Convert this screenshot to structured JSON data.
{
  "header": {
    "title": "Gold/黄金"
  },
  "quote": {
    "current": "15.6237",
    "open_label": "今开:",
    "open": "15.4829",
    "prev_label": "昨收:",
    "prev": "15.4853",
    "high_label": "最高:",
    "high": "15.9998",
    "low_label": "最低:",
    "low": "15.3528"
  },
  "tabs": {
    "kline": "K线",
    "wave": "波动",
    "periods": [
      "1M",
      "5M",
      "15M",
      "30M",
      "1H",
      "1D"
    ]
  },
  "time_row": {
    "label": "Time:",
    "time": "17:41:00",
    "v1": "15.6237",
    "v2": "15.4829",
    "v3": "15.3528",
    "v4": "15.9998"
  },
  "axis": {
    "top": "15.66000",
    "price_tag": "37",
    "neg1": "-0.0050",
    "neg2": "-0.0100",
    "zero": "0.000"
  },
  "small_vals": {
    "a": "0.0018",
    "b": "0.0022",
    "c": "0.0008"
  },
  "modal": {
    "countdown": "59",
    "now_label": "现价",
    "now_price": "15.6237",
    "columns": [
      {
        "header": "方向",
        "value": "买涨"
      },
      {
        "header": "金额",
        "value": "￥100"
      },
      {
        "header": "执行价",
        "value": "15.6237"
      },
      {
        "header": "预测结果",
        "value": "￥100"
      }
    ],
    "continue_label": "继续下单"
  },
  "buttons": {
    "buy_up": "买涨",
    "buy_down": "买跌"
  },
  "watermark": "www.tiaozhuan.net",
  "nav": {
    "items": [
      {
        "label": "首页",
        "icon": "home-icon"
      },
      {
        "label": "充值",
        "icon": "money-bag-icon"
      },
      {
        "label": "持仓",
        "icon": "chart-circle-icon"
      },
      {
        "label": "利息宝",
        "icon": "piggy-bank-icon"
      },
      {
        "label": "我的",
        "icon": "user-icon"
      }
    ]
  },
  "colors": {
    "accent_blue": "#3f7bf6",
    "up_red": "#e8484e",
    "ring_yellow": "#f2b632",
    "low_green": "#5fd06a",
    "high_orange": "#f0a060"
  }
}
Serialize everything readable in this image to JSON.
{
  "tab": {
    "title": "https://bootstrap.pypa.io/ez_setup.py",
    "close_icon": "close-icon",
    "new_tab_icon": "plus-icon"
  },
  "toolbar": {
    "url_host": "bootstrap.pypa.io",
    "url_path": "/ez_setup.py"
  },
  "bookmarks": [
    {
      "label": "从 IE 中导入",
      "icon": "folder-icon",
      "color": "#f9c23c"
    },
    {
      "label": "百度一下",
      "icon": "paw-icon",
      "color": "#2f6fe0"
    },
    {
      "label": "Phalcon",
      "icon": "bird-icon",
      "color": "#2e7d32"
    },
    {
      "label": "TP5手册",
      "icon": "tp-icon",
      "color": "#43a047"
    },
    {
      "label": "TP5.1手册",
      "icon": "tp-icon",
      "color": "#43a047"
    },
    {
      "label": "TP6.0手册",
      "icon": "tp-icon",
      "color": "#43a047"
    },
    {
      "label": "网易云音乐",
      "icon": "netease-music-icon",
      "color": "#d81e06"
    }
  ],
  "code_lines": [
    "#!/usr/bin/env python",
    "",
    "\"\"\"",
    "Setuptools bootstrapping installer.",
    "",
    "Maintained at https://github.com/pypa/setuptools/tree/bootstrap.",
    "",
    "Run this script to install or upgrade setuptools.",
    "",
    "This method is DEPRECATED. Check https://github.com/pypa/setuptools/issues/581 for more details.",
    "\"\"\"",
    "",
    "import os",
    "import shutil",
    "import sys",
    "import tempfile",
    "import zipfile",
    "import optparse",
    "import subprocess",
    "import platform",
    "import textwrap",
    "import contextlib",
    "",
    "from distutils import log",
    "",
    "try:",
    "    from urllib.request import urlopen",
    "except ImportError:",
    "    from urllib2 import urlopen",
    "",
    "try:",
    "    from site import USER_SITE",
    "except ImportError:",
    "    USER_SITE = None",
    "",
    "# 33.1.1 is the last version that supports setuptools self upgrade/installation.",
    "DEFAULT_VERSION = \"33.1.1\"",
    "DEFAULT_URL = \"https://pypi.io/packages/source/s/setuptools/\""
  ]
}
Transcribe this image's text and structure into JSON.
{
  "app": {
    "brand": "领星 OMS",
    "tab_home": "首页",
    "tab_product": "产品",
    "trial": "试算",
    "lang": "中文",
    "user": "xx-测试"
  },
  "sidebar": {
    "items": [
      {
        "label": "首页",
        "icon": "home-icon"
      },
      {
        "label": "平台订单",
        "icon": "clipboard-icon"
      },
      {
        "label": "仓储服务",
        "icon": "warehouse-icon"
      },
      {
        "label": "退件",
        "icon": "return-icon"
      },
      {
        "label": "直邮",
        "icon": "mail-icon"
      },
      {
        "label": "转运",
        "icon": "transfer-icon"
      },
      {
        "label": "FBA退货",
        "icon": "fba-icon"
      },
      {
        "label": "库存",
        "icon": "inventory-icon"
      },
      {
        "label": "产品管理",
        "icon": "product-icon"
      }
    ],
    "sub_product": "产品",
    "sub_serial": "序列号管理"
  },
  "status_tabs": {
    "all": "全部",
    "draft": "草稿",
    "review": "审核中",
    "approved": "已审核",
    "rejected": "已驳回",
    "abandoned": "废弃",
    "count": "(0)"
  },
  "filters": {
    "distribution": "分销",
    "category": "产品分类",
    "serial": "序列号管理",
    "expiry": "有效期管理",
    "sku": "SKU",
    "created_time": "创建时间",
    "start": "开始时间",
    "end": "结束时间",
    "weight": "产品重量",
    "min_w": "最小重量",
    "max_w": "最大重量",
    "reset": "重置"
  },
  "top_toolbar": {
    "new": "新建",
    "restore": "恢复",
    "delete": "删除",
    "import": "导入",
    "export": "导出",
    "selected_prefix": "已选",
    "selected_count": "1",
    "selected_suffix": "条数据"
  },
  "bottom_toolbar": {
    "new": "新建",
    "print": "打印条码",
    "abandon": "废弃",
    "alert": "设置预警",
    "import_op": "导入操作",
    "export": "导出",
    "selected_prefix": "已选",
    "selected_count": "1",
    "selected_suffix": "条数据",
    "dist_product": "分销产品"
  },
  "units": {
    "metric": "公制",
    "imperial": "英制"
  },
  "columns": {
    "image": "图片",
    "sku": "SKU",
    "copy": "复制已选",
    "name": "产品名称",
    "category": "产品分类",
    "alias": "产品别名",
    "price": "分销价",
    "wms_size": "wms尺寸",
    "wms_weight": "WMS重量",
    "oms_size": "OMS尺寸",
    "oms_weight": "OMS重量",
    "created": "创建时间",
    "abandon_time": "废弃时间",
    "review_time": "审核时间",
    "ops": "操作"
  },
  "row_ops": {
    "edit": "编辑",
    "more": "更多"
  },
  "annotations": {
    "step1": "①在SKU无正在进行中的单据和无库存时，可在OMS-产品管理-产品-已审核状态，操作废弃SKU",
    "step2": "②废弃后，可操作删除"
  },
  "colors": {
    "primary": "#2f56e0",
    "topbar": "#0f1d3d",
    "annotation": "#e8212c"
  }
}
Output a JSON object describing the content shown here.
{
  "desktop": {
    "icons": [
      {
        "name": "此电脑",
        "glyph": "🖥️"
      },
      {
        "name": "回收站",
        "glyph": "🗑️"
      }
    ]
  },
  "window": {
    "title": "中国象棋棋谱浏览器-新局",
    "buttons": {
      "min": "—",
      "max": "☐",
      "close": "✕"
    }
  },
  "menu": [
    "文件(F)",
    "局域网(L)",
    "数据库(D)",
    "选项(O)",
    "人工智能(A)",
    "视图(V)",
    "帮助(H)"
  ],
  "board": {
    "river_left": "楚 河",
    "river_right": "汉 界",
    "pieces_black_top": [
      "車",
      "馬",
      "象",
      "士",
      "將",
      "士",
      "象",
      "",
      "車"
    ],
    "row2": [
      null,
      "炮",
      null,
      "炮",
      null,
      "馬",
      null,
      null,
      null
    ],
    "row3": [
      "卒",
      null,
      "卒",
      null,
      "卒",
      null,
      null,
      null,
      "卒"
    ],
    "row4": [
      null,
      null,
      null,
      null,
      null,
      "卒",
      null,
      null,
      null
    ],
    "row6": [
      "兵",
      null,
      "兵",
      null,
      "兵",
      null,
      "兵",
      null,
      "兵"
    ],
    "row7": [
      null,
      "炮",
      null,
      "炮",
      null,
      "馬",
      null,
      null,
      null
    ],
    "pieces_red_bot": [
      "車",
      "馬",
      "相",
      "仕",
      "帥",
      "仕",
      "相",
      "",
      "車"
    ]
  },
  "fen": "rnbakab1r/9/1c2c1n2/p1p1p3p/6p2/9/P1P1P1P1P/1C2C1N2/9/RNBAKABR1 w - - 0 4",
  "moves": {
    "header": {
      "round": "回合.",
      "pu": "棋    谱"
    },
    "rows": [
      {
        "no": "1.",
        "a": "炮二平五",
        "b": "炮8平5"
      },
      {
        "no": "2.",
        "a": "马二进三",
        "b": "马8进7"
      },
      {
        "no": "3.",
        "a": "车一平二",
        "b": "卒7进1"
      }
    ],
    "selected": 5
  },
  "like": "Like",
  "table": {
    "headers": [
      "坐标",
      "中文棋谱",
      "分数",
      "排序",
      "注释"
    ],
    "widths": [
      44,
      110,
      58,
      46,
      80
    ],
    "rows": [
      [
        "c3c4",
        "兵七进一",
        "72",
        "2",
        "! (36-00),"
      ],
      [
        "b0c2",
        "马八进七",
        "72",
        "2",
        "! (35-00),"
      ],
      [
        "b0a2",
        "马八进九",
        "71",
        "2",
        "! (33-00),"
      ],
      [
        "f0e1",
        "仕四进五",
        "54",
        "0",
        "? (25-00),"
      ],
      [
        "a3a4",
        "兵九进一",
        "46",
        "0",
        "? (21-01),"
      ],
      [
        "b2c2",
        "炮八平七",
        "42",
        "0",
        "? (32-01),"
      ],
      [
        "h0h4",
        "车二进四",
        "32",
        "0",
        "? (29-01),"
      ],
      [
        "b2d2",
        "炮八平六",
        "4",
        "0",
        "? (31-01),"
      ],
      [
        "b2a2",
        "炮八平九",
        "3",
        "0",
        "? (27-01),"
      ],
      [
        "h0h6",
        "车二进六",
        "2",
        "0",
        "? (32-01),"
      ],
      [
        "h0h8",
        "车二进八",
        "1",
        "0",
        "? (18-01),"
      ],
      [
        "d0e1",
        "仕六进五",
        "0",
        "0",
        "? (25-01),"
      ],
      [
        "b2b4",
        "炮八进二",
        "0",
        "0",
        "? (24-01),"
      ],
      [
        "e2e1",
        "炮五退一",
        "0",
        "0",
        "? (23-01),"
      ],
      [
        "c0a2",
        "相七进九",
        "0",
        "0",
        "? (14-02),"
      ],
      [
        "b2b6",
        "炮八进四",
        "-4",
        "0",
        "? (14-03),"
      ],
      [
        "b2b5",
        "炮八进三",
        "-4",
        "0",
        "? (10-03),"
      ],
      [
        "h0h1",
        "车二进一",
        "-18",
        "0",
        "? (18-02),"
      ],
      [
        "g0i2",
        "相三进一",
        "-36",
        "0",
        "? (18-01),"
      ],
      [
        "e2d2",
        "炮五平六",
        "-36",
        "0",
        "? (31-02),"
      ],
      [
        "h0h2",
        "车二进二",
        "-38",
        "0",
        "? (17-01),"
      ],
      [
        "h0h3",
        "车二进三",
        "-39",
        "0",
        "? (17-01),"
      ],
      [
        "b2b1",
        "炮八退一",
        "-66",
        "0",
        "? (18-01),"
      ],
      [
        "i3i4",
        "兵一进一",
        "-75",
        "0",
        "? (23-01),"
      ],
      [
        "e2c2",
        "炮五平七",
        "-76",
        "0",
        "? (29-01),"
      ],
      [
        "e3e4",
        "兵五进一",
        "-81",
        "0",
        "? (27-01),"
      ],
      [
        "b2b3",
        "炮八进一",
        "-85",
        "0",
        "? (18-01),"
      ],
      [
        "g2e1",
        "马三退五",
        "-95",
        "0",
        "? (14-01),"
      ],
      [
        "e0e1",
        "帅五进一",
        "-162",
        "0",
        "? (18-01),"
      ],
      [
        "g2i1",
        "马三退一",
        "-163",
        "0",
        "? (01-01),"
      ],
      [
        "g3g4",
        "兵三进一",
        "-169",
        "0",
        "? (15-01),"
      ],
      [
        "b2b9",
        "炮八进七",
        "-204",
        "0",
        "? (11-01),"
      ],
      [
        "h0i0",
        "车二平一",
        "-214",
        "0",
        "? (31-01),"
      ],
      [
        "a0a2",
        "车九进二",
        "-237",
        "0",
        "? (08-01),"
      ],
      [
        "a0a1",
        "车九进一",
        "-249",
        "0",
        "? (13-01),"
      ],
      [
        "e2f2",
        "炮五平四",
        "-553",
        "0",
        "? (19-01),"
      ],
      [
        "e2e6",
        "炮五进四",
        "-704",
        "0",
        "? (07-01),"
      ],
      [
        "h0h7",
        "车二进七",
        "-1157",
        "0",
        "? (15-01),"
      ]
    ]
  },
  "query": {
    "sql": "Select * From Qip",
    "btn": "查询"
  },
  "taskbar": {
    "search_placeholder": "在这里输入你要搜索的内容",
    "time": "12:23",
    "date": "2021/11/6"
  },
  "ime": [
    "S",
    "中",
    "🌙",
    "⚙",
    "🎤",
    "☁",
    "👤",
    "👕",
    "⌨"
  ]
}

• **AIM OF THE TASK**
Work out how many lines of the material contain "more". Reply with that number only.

• **EXPECTED ANSWER**
2